===== Extracted records
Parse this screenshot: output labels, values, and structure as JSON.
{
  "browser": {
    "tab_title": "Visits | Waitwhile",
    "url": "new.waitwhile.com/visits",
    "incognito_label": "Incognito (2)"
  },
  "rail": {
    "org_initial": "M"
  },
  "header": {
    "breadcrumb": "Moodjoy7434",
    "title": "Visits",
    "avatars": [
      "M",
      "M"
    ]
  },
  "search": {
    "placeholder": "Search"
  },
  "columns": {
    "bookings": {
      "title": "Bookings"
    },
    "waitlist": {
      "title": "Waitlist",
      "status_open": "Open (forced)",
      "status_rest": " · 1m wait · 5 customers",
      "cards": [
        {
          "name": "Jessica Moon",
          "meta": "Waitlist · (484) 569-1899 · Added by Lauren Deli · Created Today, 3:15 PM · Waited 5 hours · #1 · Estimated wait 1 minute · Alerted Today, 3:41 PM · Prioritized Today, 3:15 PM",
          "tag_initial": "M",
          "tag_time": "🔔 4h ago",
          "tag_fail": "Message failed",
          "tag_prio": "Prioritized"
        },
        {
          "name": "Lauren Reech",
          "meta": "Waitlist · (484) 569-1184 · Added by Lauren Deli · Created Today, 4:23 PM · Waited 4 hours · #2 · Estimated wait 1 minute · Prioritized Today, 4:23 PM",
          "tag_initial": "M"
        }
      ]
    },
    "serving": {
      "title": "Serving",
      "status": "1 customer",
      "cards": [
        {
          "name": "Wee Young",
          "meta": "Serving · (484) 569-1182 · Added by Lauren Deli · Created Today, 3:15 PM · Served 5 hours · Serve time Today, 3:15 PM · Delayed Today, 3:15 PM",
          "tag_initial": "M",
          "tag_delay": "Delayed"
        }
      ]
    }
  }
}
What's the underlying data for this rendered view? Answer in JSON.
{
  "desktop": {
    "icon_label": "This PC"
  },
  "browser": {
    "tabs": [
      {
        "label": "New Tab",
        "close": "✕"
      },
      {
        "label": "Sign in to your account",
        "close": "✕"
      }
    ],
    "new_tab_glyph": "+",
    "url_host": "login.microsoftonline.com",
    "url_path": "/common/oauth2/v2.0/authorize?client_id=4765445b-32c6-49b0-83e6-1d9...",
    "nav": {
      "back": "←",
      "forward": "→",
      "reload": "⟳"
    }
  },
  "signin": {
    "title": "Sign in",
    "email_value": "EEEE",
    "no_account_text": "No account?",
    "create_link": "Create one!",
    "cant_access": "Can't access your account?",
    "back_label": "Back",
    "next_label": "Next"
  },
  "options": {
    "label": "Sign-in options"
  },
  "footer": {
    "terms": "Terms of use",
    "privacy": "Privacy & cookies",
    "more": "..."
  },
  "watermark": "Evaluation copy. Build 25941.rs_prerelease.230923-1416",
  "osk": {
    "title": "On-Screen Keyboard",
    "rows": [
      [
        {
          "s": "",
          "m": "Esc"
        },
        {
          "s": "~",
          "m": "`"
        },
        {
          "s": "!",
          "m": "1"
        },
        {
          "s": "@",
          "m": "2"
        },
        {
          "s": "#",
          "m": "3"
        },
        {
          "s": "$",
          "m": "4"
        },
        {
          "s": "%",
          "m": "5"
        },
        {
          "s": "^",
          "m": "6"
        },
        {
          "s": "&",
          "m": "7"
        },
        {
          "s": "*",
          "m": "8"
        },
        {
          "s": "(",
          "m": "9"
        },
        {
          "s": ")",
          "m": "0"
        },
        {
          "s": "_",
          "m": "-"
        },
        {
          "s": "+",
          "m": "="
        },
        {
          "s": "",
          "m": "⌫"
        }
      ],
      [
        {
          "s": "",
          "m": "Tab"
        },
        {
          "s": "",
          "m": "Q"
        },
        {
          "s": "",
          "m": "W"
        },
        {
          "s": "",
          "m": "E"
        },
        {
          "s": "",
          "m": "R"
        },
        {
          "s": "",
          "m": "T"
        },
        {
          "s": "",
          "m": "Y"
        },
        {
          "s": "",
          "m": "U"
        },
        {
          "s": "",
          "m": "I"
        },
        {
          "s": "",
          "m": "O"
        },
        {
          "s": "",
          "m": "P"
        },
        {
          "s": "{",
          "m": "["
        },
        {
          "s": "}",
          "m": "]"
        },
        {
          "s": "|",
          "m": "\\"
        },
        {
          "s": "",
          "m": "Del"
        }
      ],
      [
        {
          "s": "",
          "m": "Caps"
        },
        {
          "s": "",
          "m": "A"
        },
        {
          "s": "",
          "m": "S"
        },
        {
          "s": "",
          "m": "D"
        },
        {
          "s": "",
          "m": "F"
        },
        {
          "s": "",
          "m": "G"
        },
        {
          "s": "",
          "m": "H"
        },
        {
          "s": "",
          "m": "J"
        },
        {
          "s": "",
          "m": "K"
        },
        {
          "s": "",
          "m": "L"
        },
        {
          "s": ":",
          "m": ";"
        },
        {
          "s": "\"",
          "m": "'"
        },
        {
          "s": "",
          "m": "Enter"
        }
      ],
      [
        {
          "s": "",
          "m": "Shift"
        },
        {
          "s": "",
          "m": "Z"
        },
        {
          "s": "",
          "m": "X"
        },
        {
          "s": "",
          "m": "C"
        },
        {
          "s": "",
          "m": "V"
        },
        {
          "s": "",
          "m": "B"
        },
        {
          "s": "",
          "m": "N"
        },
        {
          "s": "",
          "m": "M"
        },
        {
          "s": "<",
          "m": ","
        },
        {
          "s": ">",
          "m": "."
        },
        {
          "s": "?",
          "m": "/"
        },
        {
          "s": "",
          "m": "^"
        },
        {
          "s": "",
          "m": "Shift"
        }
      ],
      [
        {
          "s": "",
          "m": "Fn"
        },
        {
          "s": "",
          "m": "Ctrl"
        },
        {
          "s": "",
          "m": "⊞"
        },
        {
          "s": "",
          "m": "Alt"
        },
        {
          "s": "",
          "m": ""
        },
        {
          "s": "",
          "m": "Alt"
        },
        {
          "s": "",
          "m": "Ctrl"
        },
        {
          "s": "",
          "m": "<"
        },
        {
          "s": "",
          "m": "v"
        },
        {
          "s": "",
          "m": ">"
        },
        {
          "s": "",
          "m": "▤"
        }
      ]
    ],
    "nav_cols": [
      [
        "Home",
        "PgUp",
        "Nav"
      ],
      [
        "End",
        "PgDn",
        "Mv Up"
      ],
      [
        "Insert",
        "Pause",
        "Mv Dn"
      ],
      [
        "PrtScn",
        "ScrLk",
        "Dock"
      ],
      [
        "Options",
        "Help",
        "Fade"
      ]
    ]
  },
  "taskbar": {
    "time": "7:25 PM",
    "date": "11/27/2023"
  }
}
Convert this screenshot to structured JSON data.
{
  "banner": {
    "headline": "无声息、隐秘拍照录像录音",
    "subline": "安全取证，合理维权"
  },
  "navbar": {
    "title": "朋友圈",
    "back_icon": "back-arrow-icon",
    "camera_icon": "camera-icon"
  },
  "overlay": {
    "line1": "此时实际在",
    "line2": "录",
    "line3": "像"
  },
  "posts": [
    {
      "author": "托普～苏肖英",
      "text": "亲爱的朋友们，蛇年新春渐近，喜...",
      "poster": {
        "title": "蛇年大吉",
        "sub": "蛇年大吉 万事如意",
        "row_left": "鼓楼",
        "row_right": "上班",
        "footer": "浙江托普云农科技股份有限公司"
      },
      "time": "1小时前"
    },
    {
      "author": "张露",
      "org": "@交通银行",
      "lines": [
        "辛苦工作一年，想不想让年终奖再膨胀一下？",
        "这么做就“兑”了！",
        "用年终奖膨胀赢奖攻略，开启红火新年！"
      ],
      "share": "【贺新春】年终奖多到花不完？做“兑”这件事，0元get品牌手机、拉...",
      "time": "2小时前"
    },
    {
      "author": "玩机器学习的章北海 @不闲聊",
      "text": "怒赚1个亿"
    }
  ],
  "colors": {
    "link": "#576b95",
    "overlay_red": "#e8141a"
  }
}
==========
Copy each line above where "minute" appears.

#### Output
          "meta": "Waitlist · (484) 569-1899 · Added by Lauren Deli · Created Today, 3:15 PM · Waited 5 hours · #1 · Estimated wait 1 minute · Alerted Today, 3:41 PM · Prioritized Today, 3:15 PM",
          "meta": "Waitlist · (484) 569-1184 · Added by Lauren Deli · Created Today, 4:23 PM · Waited 4 hours · #2 · Estimated wait 1 minute · Prioritized Today, 4:23 PM",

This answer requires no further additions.